What is required: Search term "Indonesia": please copy every line of the records below that contains it.

++++++++

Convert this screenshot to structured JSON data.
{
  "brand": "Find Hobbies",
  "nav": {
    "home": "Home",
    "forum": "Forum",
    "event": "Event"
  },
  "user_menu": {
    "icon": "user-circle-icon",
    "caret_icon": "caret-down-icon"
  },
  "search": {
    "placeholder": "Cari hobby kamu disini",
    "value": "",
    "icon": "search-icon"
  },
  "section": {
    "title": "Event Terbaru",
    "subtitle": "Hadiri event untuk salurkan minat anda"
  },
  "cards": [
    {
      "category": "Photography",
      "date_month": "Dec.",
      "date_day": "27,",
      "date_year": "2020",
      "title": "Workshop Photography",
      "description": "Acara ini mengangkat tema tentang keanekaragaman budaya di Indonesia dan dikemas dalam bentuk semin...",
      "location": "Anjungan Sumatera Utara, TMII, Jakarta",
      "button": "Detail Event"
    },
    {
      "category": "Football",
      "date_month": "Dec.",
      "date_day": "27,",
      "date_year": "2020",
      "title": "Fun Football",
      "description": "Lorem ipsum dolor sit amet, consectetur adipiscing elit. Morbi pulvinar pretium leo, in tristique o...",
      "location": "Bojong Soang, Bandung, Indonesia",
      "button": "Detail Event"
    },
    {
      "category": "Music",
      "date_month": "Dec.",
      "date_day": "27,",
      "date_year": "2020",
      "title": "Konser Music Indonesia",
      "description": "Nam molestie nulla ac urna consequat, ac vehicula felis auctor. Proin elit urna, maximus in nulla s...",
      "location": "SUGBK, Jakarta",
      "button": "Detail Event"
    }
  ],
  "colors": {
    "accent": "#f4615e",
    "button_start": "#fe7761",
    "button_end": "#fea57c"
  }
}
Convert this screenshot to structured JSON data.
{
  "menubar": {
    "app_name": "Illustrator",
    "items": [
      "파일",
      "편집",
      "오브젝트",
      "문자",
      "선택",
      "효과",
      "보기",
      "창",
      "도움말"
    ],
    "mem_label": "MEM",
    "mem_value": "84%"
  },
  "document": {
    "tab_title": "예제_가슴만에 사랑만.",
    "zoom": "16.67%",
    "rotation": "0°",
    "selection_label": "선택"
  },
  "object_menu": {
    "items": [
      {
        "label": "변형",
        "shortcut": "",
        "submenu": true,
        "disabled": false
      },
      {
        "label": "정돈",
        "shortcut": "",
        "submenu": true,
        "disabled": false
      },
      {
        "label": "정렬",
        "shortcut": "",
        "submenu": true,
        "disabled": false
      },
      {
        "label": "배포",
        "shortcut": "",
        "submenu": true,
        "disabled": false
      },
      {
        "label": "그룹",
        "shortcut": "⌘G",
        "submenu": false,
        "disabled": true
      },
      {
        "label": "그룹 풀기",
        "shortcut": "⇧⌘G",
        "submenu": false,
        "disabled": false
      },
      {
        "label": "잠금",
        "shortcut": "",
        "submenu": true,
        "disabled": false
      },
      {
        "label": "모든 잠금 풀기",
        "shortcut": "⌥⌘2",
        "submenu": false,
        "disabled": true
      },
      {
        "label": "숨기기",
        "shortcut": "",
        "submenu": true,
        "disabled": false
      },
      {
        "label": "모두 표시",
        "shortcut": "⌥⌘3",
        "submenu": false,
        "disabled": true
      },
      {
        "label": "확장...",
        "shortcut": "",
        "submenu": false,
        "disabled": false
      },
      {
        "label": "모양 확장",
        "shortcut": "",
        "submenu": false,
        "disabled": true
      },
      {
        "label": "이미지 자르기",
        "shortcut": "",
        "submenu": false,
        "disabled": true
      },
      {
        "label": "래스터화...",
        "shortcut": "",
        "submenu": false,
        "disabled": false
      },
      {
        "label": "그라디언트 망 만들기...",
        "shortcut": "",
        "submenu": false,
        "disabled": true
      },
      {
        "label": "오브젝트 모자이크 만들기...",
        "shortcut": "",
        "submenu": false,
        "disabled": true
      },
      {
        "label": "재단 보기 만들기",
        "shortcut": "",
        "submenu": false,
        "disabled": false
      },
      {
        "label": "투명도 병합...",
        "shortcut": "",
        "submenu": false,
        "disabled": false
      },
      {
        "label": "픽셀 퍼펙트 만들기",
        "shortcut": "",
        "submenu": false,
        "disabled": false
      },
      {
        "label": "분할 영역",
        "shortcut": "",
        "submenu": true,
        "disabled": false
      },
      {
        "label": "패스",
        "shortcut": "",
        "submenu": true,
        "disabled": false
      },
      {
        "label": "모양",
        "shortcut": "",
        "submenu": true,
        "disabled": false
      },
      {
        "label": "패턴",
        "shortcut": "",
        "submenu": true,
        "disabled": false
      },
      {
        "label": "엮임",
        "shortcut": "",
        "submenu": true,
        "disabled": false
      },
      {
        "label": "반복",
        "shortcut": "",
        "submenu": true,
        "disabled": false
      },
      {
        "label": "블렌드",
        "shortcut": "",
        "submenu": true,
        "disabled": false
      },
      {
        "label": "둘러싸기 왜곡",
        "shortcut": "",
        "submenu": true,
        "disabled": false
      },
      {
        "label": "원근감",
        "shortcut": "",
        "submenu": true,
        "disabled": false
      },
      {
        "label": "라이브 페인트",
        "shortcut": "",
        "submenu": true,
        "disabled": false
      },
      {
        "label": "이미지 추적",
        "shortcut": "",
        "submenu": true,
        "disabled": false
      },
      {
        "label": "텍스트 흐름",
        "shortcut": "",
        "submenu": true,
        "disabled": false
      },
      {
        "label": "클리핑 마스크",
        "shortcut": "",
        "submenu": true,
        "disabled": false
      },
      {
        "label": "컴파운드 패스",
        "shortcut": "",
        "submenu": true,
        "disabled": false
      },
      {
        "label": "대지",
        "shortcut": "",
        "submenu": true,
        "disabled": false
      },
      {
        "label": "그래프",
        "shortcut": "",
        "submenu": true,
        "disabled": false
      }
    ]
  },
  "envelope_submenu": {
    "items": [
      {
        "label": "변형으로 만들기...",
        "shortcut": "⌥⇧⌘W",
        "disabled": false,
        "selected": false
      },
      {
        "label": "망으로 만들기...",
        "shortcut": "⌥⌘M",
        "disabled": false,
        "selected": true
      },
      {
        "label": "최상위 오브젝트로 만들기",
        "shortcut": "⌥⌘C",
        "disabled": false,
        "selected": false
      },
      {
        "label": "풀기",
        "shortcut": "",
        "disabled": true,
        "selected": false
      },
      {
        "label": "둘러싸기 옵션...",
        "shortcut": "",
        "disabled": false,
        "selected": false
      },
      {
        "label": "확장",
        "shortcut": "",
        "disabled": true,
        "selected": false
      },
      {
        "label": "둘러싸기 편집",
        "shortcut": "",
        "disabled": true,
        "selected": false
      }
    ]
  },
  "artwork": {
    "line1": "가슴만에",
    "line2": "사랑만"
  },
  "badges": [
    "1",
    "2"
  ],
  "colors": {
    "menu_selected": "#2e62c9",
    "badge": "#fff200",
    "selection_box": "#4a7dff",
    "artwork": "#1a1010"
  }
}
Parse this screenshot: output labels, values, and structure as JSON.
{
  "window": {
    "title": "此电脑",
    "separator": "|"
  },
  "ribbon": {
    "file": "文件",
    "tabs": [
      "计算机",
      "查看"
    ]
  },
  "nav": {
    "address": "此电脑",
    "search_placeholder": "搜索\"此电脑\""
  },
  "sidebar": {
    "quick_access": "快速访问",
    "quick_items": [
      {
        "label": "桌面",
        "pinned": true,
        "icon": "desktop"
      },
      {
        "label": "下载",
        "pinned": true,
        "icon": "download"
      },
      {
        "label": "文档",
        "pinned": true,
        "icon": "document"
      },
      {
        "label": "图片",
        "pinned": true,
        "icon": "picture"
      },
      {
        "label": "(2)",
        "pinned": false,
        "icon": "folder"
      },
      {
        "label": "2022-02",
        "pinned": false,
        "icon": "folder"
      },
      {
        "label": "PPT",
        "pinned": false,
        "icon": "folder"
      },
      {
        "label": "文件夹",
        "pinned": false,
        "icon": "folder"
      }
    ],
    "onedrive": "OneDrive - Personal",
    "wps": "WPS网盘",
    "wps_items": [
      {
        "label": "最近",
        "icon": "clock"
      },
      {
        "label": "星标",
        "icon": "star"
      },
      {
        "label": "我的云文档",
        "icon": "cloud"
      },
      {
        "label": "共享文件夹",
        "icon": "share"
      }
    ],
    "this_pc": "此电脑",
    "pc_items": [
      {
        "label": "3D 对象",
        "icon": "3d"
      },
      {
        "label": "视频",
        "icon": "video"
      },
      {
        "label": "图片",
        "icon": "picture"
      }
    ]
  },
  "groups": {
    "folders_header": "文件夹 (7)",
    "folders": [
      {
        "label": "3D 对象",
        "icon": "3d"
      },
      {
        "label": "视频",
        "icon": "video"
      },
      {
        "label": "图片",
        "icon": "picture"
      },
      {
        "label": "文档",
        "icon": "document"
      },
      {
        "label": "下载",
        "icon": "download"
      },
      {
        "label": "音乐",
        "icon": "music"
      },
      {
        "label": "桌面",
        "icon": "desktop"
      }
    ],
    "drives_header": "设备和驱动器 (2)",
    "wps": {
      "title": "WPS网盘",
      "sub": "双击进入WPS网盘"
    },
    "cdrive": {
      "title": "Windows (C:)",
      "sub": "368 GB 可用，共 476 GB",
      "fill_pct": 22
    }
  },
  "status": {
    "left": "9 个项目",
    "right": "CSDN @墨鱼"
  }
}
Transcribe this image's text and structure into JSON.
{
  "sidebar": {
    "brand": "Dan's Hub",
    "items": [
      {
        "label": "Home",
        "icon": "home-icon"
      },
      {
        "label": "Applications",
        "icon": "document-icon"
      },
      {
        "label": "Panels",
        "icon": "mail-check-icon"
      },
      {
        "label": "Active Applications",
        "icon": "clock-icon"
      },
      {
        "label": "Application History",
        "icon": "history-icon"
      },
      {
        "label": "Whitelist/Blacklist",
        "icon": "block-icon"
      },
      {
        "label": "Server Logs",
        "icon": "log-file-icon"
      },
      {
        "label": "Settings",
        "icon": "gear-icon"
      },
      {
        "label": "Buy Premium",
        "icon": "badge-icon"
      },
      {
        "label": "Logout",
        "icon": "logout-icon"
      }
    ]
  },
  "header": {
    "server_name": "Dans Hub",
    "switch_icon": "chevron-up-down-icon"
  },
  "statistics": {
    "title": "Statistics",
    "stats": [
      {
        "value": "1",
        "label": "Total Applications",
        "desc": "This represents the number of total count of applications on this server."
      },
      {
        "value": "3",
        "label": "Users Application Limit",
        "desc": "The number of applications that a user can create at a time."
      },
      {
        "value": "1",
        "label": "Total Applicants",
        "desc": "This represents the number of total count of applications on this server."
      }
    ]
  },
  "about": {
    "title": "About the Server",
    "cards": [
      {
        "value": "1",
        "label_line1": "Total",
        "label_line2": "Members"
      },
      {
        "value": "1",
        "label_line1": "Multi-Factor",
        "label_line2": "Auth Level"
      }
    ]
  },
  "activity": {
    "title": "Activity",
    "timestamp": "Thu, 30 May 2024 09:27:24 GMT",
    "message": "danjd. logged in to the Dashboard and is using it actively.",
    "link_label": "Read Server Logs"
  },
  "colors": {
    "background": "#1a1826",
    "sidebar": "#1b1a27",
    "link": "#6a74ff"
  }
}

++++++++

Response to this task:
      "description": "Acara ini mengangkat tema tentang keanekaragaman budaya di Indonesia dan dikemas dalam bentuk semin...",
      "location": "Bojong Soang, Bandung, Indonesia",
      "title": "Konser Music Indonesia",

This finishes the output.